Work to complete: Would you please restate the data exactly as it stands, apart from the pictures?

Material provided:
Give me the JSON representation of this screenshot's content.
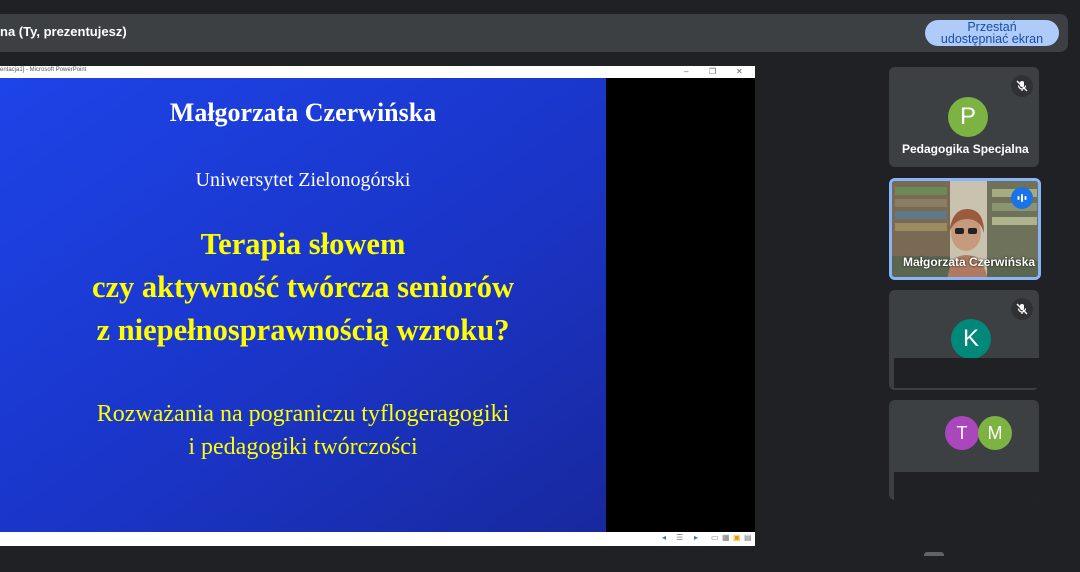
{
  "topbar": {
    "presenter_label": "na (Ty, prezentujesz)",
    "stop_share_line1": "Przestań",
    "stop_share_line2": "udostępniać ekran"
  },
  "share": {
    "window_title": "entacja1] - Microsoft PowerPoint",
    "win_min": "–",
    "win_max": "❐",
    "win_close": "✕",
    "slide": {
      "author": "Małgorzata Czerwińska",
      "university": "Uniwersytet Zielonogórski",
      "title_line1": "Terapia słowem",
      "title_line2": "czy aktywność twórcza seniorów",
      "title_line3": "z niepełnosprawnością wzroku?",
      "subtitle_line1": "Rozważania na pograniczu tyflogeragogiki",
      "subtitle_line2": "i pedagogiki twórczości"
    }
  },
  "participants": [
    {
      "name": "Pedagogika Specjalna",
      "initial": "P",
      "color": "#7cb342"
    },
    {
      "name": "Małgorzata Czerwińska",
      "speaking": true,
      "accent": "#8ab4f8"
    },
    {
      "initial": "K",
      "color": "#00897b"
    },
    {
      "initials": [
        "T",
        "M"
      ],
      "colors": [
        "#ab47bc",
        "#7cb342"
      ]
    }
  ],
  "icons": {
    "mic_off": "mic-off-icon",
    "speaking": "audio-level-icon",
    "slideshow": "slideshow-icon"
  }
}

Answer below:
Give me the JSON representation of this screenshot's content.
{
  "topbar": {
    "presenter_label": "na (Ty, prezentujesz)",
    "stop_share_line1": "Przestań",
    "stop_share_line2": "udostępniać ekran"
  },
  "share": {
    "window_title": "entacja1] - Microsoft PowerPoint",
    "win_min": "–",
    "win_max": "❐",
    "win_close": "✕",
    "slide": {
      "author": "Małgorzata Czerwińska",
      "university": "Uniwersytet Zielonogórski",
      "title_line1": "Terapia słowem",
      "title_line2": "czy aktywność twórcza seniorów",
      "title_line3": "z niepełnosprawnością wzroku?",
      "subtitle_line1": "Rozważania na pograniczu tyflogeragogiki",
      "subtitle_line2": "i pedagogiki twórczości"
    }
  },
  "participants": [
    {
      "name": "Pedagogika Specjalna",
      "initial": "P",
      "color": "#7cb342"
    },
    {
      "name": "Małgorzata Czerwińska",
      "speaking": true,
      "accent": "#8ab4f8"
    },
    {
      "initial": "K",
      "color": "#00897b"
    },
    {
      "initials": [
        "T",
        "M"
      ],
      "colors": [
        "#ab47bc",
        "#7cb342"
      ]
    }
  ],
  "icons": {
    "mic_off": "mic-off-icon",
    "speaking": "audio-level-icon",
    "slideshow": "slideshow-icon"
  }
}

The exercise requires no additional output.